If that’s your biggest concern, Don’t buy another car or fix this car, Buy him a pair of walking shoes.

I say donate it and here is why. That vehicle has a value in average condition according to Edmunds of under $1000. So you can buy three of them for the price you are about to pay to fix it.


4000.00 will pay for a lot of Uber rides plus no insurance or registration costs . Even have money left over for a rental vehicle for trips home.

Agree, and you get a tax write off.

We’ve done that, and it was really easy

I’m not entirely sure why you absolutely insist on awd or 4x4 . . . I would think with decent snow tires, a Corolla, Civic or something similar would be sufficient

As a matter of fact, because you insist on awd or 4x4, you’re really limiting yourself

By the way, I have somewhat of a problem with that mechanic’s approach. You brought it to him for what you thought was an exhaust leak and he doesn’t even get into that, instead focusing on an even bigger and more expensive repair which you were unaware of. For that matter, did the car even have any kind of symptoms of a head gasket in need of replacement?

Some kind of head gasket issues can be put off for a long time. For example, if the head gasket isn’t actually breached . . . by breach I mean coolant finding its way into the combustion chamber . . . it isn’t necessarily threatening the engine’s health. There have been several head gasket designs over the years which have had external coolant and/or oil leaks, but no actual internal breaches. These engines have lived a long life, because the drivers regularly checked and topped off fluids as needed

Cut to the chase . . . get a second opinion on that head gasket and exhaust

But let’s be realistic about something . . . even if you buy something much newer and with no known issues for your son, he’ll still have to pop the hood, check fluid levels, check tires pressures and so forth.

Exactly. If the engine isn’t overheating, and isn’t misfiring badly, and the oil and coolant aren’t mixing, then I wouldn’t spend money replacing head gaskets. Some engines are known for external oil or coolant leaks from the head gasket(s), and keeping the fluids topped off is a lot cheaper than paying a shop to disassemble the engine and replace the head gasket(s). Also, for external coolant leaks, sealant products such as Bars Leaks or Steel Seal work well.

If the car runs fine, and the only noticeable symptom is an obvious exhaust leak, I’m struggling to see how the shop diagnosed that as a head gasket problem. I would look for a second opinion, from a shop that you’ve used before if possible.

Front exhaust. $94. What pipe is broke? Cat itself?

That’s 200. Still don’t see huge bill so far

I would be tempted to say get another opinion or two. I don’t see how a head gasket could make any substantial noise and 3 grand for HGs seems way high to me. I live in OK where the cost of living is much lower than other places but still that seems a bit much to me.

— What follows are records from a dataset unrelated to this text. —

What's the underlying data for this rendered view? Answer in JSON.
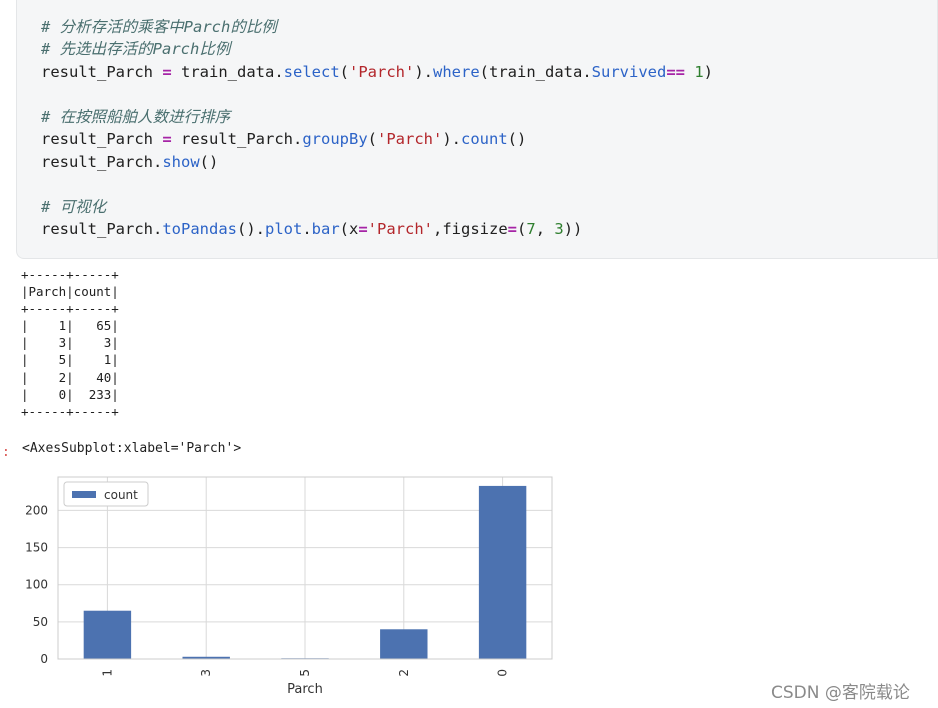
{
  "code_cell": {
    "lines": [
      {
        "segments": [
          {
            "t": "# 分析存活的乘客中Parch的比例",
            "c": "cm"
          }
        ]
      },
      {
        "segments": [
          {
            "t": "# 先选出存活的Parch比例",
            "c": "cm"
          }
        ]
      },
      {
        "segments": [
          {
            "t": "result_Parch ",
            "c": ""
          },
          {
            "t": "=",
            "c": "op"
          },
          {
            "t": " train_data.",
            "c": ""
          },
          {
            "t": "select",
            "c": "fn"
          },
          {
            "t": "(",
            "c": ""
          },
          {
            "t": "'Parch'",
            "c": "st"
          },
          {
            "t": ").",
            "c": ""
          },
          {
            "t": "where",
            "c": "fn"
          },
          {
            "t": "(train_data.",
            "c": ""
          },
          {
            "t": "Survived",
            "c": "fn"
          },
          {
            "t": "==",
            "c": "op"
          },
          {
            "t": " ",
            "c": ""
          },
          {
            "t": "1",
            "c": "nm"
          },
          {
            "t": ")",
            "c": ""
          }
        ]
      },
      {
        "segments": [
          {
            "t": "# 在按照船舶人数进行排序",
            "c": "cm"
          }
        ]
      },
      {
        "segments": [
          {
            "t": "result_Parch ",
            "c": ""
          },
          {
            "t": "=",
            "c": "op"
          },
          {
            "t": " result_Parch.",
            "c": ""
          },
          {
            "t": "groupBy",
            "c": "fn"
          },
          {
            "t": "(",
            "c": ""
          },
          {
            "t": "'Parch'",
            "c": "st"
          },
          {
            "t": ").",
            "c": ""
          },
          {
            "t": "count",
            "c": "fn"
          },
          {
            "t": "()",
            "c": ""
          }
        ]
      },
      {
        "segments": [
          {
            "t": "result_Parch.",
            "c": ""
          },
          {
            "t": "show",
            "c": "fn"
          },
          {
            "t": "()",
            "c": ""
          }
        ]
      },
      {
        "segments": [
          {
            "t": "# 可视化",
            "c": "cm"
          }
        ]
      },
      {
        "segments": [
          {
            "t": "result_Parch.",
            "c": ""
          },
          {
            "t": "toPandas",
            "c": "fn"
          },
          {
            "t": "().",
            "c": ""
          },
          {
            "t": "plot",
            "c": "fn"
          },
          {
            "t": ".",
            "c": ""
          },
          {
            "t": "bar",
            "c": "fn"
          },
          {
            "t": "(x",
            "c": ""
          },
          {
            "t": "=",
            "c": "op"
          },
          {
            "t": "'Parch'",
            "c": "st"
          },
          {
            "t": ",figsize",
            "c": ""
          },
          {
            "t": "=",
            "c": "op"
          },
          {
            "t": "(",
            "c": ""
          },
          {
            "t": "7",
            "c": "nm"
          },
          {
            "t": ", ",
            "c": ""
          },
          {
            "t": "3",
            "c": "nm"
          },
          {
            "t": "))",
            "c": ""
          }
        ]
      }
    ]
  },
  "output_table": "+-----+-----+\n|Parch|count|\n+-----+-----+\n|    1|   65|\n|    3|    3|\n|    5|    1|\n|    2|   40|\n|    0|  233|\n+-----+-----+",
  "output_prompt": ":",
  "repr_text": "<AxesSubplot:xlabel='Parch'>",
  "chart_data": {
    "type": "bar",
    "categories": [
      "1",
      "3",
      "5",
      "2",
      "0"
    ],
    "series": [
      {
        "name": "count",
        "values": [
          65,
          3,
          1,
          40,
          233
        ],
        "color": "#4c72b0"
      }
    ],
    "xlabel": "Parch",
    "ylabel": "",
    "ylim": [
      0,
      245
    ],
    "yticks": [
      "0",
      "50",
      "100",
      "150",
      "200"
    ],
    "grid": true,
    "legend": "top-left"
  },
  "watermark": "CSDN @客院载论"
}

I would also want to know exactly how they arrived at the head gasket conclusion. A failed HG is something that is quite often misdiagnosed.
I used to work with a guy who thought that any car that came in with an overheating problem automatically needed HGs. Way more often that not HGs were not the problem.